Is this how God works? she thought quietly.

Does he help us by mirroring our meaning? Does he protect and guide us by being there everyday, offering familiarity and safety, but not interfering?

This was a comforting thought. That God was ordinary and stationery, standing over her day after day, never judging or emoting. Just being there, helping her to find meaning and build purpose and love without her ever realizing.

She smiled to herself and ordered her coffee. She saw the coffee shop with new vigor. New appreciation. All the drab window frames and coffee-stained countertops were now there in a way they were not before. Like they were smiling back.

She put her extra change in the tip jar and went out the door, past the dull bricks and stone, past the other humans, and felt in her a new coziness.

Maybe the cradle of the buildings.

 

sidewalk_thoughts

Lost Connectedness

What is the true meaning – the true purpose – of religion? To find God? To save yourself? To redeem yourself? To have a pathway to morality?

No, I don’t think any of those statements fully captures the main purpose – the real, subconscious drive that lights us up inside and compels us to seek and devote ourselves to any cause or religion. I think it might be more accurate that the main driver is connection.

Connection to God. Connection to others.

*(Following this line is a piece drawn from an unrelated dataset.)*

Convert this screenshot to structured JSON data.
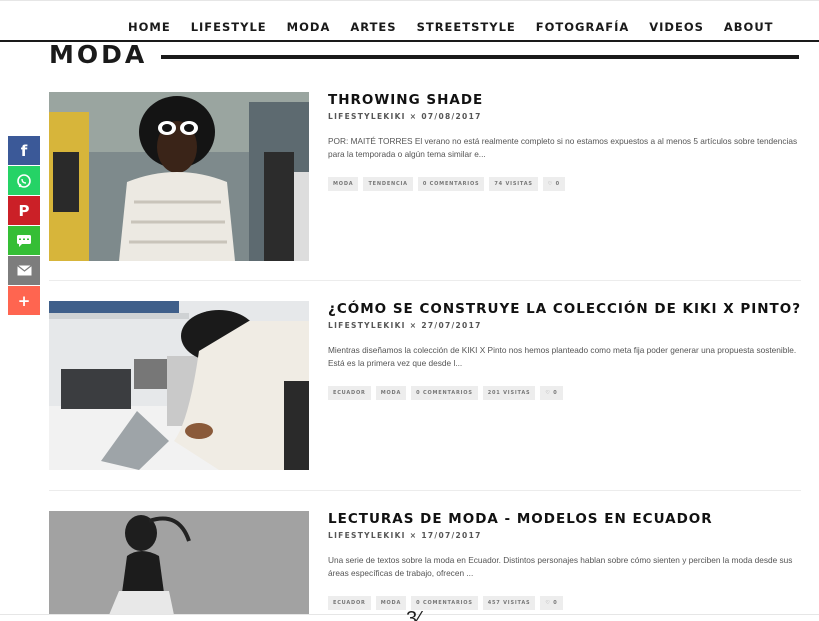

Connection to this world. Connection to a higher purpose. Isn’t connection just love, as another word?

Again and again I am pulled to the belief that we as humans are inter-connected – a social consciousness. A symbiotic ‘net’ that for some reason does not know of it’s inherent symbiotic ‘net-ness.’ That we are operating in autonomy is an illusion, a conscious construction, because we are really ONE, subconsciously, in the heart.

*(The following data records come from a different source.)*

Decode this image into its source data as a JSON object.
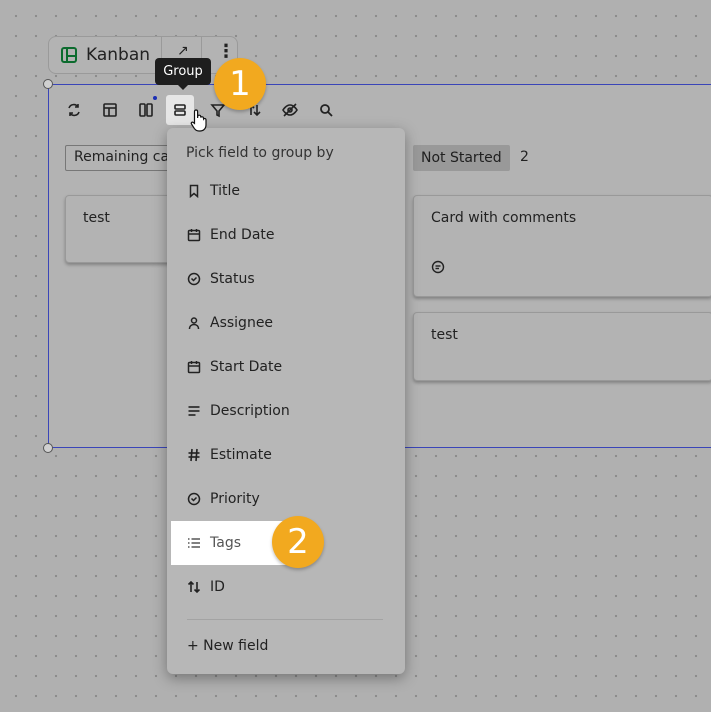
{
  "chip": {
    "title": "Kanban",
    "logo_icon": "kanban-logo-icon",
    "expand_icon": "expand-icon",
    "more_icon": "more-vertical-icon"
  },
  "toolbar": {
    "buttons": [
      "refresh-icon",
      "layout-icon",
      "columns-icon",
      "group-icon",
      "filter-icon",
      "sort-icon",
      "hide-icon",
      "search-icon"
    ],
    "tooltip": "Group"
  },
  "board": {
    "left_column": {
      "header": "Remaining cards",
      "cards": [
        "test"
      ]
    },
    "right_column": {
      "header": "Not Started",
      "count": "2",
      "cards": [
        "Card with comments",
        "test"
      ]
    }
  },
  "dropdown": {
    "heading": "Pick field to group by",
    "options": [
      {
        "label": "Title",
        "icon": "bookmark-icon"
      },
      {
        "label": "End Date",
        "icon": "calendar-icon"
      },
      {
        "label": "Status",
        "icon": "status-check-icon"
      },
      {
        "label": "Assignee",
        "icon": "person-icon"
      },
      {
        "label": "Start Date",
        "icon": "calendar-icon"
      },
      {
        "label": "Description",
        "icon": "text-lines-icon"
      },
      {
        "label": "Estimate",
        "icon": "hash-icon"
      },
      {
        "label": "Priority",
        "icon": "status-check-icon"
      },
      {
        "label": "Tags",
        "icon": "list-icon"
      },
      {
        "label": "ID",
        "icon": "sort-arrows-icon"
      }
    ],
    "new_field": "+ New field"
  },
  "callouts": {
    "one": "1",
    "two": "2"
  },
  "colors": {
    "badge": "#f2a91f",
    "selection": "#3a45b8",
    "tooltip": "#1e1e1e"
  }
}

It seems possible to me that each religion that we have ever seen is only trying to regain that connection. But I think the tragedy here is that because the religion is consciously created, and borne out of the conscious thought preconceptions (that we have lived and been programmed with for millennia) that presuppose that we are separate in the first place, they may be doomed to fall short of that which they ultimately strive for: TRUE connectedness.

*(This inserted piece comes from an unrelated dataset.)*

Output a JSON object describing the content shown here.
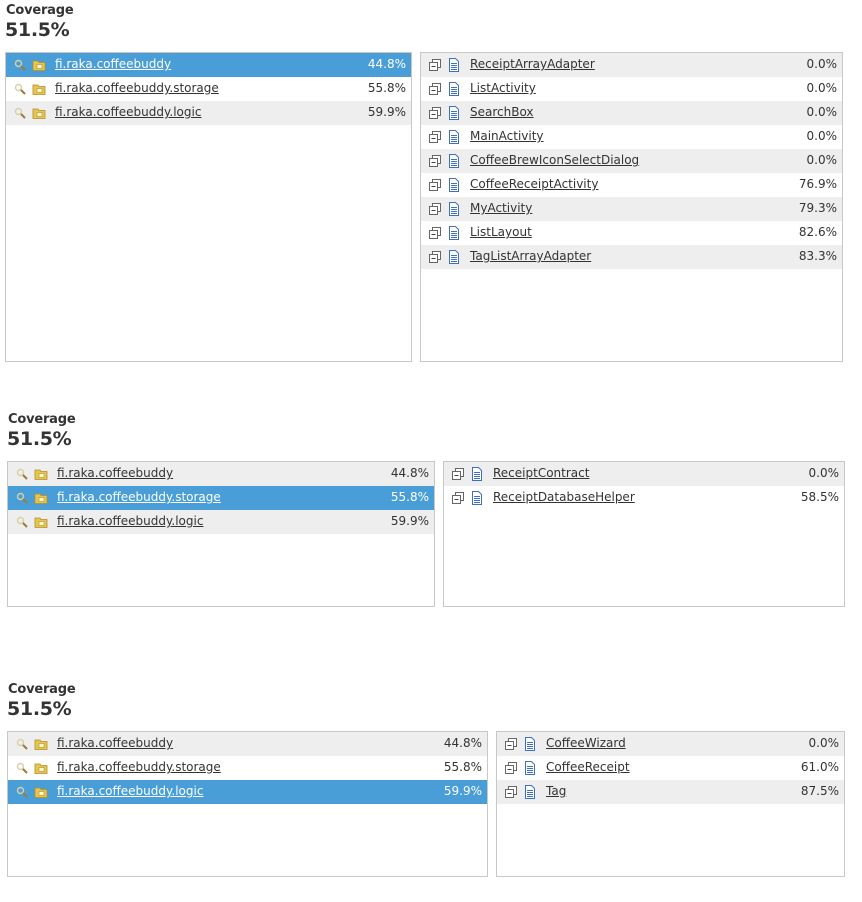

True connectedness does not put up walls. True connectedness tears them down. Connectedness does not need religion. Connectedness is connectedness. It doesn’t need rules to engage. It just is.

In my heart I feel that the pervasive illusion of our time is this thought that we are separate. Separate in race, separate in religion, separate in nationality, separate in education, creed, in even morality.  Separateness seems to me a pervasive weed in our collective subconscious – our heart – that is always whispering in our ears that we are different, that they are not us. That seems to me an evil in itself, to use such a strong word. Who put this idea in our hearts?  Who pushes this agenda among us? How did the seed of this thought get incepted in the first place?

Perhaps we were once conscious of our connectedness, in a past time too far back for collective memory to fathom. But somehow, in some way, we’ve let this external world creep up and convince us that there are walls and they were always meant to be there. For our safety. For our benefit.

How can we take down these walls? How can we see the world and ourselves the way we ought to? Maybe we should ask ourselves what we are so afraid of, and then dive deeper into the pool. In order to keep swimming in the face of our insurmountable panic.